Why do you let us wander, O LORD, from your ways, and harden our hearts so that we fear you not? Return for the sake of your servants, the tribes of your heritage. Oh, that you would rend the heavens and come down,with the mountains quaking before you, while you wrought awesome deeds we could not hope for, such as they had not heard of from of old.

No ear has ever heard, no eye ever seen, any God but you doing such deeds for those who wait for him.
Would that you might meet us doing right, that we were mindful of you in our ways!
Behold, you are angry, and we are sinful; all of us have become like unclean people,
all our good deeds are like polluted rags; we have all withered like leaves,
and our guilt carries us away like the wind. (Isaiah 63)
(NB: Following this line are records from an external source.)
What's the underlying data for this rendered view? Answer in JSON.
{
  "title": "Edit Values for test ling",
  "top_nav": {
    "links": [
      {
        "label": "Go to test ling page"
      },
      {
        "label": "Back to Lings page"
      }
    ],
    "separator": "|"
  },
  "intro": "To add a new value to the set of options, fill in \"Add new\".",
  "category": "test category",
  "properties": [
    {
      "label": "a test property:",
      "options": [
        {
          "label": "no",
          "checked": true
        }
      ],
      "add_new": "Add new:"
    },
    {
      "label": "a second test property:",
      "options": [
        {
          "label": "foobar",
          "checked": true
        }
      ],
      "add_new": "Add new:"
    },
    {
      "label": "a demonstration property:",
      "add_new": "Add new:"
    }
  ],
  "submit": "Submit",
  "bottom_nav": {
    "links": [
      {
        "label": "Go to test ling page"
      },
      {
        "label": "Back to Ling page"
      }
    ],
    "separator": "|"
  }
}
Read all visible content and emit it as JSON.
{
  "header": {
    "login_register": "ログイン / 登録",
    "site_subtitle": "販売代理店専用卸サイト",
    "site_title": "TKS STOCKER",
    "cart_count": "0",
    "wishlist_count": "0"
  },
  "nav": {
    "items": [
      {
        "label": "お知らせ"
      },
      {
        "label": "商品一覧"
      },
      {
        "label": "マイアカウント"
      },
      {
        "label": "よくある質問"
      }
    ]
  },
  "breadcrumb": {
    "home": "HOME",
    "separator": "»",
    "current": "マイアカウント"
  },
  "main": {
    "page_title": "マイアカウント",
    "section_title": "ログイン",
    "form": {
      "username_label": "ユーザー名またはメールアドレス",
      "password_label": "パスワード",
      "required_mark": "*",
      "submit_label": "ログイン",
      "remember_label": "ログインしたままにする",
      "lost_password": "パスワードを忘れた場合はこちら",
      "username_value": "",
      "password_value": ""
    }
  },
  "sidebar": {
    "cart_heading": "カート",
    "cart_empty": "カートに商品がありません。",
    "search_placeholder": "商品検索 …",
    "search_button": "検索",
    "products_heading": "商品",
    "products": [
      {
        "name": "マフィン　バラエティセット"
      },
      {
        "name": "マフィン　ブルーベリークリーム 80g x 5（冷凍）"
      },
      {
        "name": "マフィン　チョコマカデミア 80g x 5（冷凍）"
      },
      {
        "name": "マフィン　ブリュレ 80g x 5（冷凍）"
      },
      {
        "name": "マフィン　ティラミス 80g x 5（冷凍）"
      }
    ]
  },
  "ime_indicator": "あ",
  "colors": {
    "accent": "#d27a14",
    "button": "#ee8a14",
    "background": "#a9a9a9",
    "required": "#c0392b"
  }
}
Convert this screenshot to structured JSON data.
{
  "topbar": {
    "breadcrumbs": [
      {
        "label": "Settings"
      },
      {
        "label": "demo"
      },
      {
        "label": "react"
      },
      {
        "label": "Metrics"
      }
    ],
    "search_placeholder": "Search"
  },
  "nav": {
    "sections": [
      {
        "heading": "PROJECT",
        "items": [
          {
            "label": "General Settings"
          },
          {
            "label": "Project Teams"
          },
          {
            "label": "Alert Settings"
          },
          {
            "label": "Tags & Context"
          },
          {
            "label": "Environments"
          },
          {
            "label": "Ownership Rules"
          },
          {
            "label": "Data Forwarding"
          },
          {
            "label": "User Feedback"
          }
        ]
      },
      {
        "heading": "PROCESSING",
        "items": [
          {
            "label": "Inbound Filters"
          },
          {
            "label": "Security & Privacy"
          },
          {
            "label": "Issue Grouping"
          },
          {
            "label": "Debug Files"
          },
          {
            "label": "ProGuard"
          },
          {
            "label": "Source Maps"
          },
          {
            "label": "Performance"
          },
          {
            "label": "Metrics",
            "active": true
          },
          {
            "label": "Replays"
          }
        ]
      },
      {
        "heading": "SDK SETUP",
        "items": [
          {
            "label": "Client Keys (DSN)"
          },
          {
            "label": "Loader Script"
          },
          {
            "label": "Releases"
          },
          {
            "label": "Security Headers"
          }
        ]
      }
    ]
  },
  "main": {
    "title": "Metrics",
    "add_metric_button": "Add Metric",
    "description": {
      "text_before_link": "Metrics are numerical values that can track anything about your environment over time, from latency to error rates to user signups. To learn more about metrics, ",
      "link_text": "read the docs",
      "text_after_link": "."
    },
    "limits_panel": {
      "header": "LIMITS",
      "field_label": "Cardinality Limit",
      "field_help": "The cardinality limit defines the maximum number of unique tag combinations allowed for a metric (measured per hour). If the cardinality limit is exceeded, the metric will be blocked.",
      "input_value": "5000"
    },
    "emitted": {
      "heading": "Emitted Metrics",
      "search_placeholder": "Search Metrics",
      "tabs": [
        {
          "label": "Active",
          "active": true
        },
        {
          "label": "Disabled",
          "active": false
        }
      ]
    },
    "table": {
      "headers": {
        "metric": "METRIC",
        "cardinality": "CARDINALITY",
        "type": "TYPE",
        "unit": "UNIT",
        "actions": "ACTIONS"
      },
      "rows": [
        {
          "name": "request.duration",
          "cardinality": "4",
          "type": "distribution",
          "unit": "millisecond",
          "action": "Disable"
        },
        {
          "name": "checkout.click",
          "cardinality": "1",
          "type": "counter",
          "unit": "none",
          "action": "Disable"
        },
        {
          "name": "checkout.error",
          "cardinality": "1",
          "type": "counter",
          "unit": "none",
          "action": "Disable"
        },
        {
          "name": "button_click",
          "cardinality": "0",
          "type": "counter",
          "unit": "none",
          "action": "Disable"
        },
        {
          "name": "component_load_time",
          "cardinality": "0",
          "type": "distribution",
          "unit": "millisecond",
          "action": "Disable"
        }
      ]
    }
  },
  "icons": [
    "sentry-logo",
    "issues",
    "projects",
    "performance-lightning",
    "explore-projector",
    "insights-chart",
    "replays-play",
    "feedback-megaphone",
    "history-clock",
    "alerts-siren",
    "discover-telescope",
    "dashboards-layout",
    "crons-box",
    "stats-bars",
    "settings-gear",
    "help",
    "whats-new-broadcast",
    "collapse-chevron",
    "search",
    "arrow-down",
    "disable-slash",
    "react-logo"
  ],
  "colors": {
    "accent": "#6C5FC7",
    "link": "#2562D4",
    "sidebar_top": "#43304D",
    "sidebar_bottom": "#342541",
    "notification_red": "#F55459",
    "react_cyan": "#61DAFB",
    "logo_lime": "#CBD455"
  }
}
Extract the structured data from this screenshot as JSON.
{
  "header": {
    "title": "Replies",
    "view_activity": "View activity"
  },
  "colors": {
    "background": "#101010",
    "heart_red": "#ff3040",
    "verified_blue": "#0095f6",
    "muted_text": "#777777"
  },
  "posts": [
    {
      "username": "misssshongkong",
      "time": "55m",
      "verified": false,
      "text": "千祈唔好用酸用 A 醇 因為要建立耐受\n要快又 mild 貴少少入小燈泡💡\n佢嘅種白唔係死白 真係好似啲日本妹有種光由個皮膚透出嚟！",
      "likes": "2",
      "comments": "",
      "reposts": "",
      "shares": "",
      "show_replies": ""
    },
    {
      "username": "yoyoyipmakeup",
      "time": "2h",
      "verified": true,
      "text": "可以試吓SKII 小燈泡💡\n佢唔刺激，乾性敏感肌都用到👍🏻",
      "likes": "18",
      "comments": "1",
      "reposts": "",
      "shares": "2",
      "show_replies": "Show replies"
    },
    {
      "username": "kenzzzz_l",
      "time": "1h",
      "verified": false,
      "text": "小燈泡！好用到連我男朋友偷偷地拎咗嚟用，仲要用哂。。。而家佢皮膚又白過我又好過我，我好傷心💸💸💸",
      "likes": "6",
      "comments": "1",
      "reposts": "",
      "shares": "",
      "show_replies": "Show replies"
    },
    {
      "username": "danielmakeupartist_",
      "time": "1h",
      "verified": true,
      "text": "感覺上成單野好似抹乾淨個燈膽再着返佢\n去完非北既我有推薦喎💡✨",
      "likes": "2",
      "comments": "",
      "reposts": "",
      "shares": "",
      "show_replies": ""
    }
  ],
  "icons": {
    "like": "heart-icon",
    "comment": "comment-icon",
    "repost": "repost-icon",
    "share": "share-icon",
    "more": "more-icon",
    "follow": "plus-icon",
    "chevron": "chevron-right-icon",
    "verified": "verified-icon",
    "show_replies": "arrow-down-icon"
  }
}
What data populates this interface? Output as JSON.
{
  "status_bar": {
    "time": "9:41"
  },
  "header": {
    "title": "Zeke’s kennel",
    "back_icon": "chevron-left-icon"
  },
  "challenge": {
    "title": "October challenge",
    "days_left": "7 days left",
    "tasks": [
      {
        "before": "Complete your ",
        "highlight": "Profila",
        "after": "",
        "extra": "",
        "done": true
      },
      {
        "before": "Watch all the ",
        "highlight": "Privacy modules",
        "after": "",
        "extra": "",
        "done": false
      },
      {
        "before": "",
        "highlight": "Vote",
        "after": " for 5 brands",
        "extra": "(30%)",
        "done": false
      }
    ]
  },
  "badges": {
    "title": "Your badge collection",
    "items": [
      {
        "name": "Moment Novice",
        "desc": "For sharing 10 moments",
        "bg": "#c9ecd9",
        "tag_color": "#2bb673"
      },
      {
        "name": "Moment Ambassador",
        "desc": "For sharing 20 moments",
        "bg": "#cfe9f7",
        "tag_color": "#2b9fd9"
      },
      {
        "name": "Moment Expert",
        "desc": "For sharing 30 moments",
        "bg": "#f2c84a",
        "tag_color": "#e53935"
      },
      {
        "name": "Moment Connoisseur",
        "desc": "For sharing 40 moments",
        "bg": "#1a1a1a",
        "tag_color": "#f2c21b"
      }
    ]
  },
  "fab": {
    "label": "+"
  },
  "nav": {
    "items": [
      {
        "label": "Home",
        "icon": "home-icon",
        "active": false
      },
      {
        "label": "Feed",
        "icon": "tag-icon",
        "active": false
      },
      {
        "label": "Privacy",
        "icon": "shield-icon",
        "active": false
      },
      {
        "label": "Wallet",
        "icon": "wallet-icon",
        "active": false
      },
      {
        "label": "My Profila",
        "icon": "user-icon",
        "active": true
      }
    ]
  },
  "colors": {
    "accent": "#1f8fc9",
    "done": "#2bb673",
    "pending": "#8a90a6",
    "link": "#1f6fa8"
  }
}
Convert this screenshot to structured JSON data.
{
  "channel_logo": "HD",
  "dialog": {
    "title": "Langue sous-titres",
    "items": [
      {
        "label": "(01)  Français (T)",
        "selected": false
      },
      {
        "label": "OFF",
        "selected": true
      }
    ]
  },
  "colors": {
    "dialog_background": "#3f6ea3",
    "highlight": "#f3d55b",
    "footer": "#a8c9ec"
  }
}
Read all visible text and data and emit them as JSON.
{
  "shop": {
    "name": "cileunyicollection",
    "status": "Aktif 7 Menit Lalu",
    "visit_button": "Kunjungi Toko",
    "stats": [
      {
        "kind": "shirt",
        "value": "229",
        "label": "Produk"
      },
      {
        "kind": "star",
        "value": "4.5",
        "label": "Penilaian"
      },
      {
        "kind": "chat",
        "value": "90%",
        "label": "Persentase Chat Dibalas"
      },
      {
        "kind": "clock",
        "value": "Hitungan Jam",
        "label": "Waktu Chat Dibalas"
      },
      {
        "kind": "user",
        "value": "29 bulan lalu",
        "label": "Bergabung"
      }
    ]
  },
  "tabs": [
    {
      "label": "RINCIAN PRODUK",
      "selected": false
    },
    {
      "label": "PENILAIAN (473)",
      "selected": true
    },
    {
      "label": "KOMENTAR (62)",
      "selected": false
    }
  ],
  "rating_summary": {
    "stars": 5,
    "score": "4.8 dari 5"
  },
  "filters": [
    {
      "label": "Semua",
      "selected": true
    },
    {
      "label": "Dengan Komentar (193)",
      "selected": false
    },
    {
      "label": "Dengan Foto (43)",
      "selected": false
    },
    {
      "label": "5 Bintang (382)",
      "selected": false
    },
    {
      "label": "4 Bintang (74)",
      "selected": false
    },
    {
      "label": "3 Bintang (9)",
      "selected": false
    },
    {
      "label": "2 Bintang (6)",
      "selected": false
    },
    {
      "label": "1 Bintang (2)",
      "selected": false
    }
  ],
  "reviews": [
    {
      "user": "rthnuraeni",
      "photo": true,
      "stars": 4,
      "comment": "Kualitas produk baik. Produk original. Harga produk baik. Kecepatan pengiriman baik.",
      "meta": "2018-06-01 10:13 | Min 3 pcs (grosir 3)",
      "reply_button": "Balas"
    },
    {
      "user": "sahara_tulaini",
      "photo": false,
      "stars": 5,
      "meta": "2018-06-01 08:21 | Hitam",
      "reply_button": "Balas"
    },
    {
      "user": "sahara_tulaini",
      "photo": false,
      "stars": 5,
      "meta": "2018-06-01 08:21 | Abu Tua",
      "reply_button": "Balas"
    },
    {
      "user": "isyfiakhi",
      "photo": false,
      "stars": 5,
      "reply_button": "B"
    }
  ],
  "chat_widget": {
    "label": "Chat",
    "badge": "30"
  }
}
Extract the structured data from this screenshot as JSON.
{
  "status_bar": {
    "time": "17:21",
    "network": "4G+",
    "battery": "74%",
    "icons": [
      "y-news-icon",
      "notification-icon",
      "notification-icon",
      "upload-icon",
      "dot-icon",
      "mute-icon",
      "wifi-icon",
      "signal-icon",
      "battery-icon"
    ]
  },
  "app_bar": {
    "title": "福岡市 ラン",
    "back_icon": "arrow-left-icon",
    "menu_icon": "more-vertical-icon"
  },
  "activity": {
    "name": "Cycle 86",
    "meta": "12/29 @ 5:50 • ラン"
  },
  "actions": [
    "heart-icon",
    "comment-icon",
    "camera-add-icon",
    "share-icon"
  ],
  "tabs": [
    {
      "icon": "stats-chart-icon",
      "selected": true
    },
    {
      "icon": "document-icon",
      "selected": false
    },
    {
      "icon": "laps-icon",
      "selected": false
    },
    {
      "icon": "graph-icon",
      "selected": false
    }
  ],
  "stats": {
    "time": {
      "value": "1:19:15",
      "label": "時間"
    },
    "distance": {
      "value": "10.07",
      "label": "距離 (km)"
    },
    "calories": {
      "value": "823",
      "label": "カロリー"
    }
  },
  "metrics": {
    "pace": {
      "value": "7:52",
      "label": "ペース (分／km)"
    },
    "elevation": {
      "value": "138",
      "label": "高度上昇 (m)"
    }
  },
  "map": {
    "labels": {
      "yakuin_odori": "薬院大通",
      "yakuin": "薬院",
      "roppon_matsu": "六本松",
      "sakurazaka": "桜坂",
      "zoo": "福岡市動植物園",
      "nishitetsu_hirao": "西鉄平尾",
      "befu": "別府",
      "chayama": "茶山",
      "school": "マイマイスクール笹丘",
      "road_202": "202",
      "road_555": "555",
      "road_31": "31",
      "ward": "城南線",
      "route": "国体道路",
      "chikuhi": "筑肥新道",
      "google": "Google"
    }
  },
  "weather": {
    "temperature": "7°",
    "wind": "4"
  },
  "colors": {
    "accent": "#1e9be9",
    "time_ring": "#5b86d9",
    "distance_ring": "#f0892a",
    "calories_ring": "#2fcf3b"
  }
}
Yes, we should be  . . .
prepared ~ watchful ~ alert ~ aware ~ awake
knowing what’s happening
. . .  but so many of us are asleep, Lord.
We tend to not recognize the signs of the times.
We often dull our senses; stay in our own little worlds,
choosing not to care.

We’re often complacent, Lord.
Many don’t want to be bothered pondering or praying about the real issues.
We’re into Cyber Monday bargains and wowed by the latest iphone.

But deep down we’re fearful and anxious, caused by threats
. . . of Covid 19, of losing our job having a lump in our breast 
losing health insurance because of Congress’ latest whim.Global warming / gun violence /
corruption in our government
China/ Iran / ISIS / cyber war.

“Stand erect,” the Gospel says.

Face your fears with courage.
Don’t fear the terror of the night (Psalm 91.)
That’s what Advent faith is all about . . .
Being vigilant.  Being prepared for anything life throws at us.
Standing proudly humble or humbly proud ~ no matter what.

That’s the kind of faith in life ~ in You, my God, that I seek.
I want it. I ask you for it.
Today I consent to it.
Amen.  So be it!

+ + + + +
There will  be fresh blog posts  (God willin’ n’ the creek don’t rise) almost every day of Advent till Christmas.

Why not make this Christmas season a special one for you ~ a meaningful one?

Now before you go, here’s a song to get you in an Advent mood Click here. enter full screen and turn up your speakers.  (But before you do that, notice that there is a < arrow of some sort on the top left-hand corner of your browser. Be sure to click on that once you’ve viewed the first video, so that it will bring you back to this page so you can view today’s readings on the link below it.)

(Here are today’s Mass readings. Click here.

With love,
Have a wonderful Advent! I’ll see you again on Monday morning.
Bob Traupman

contemplative writer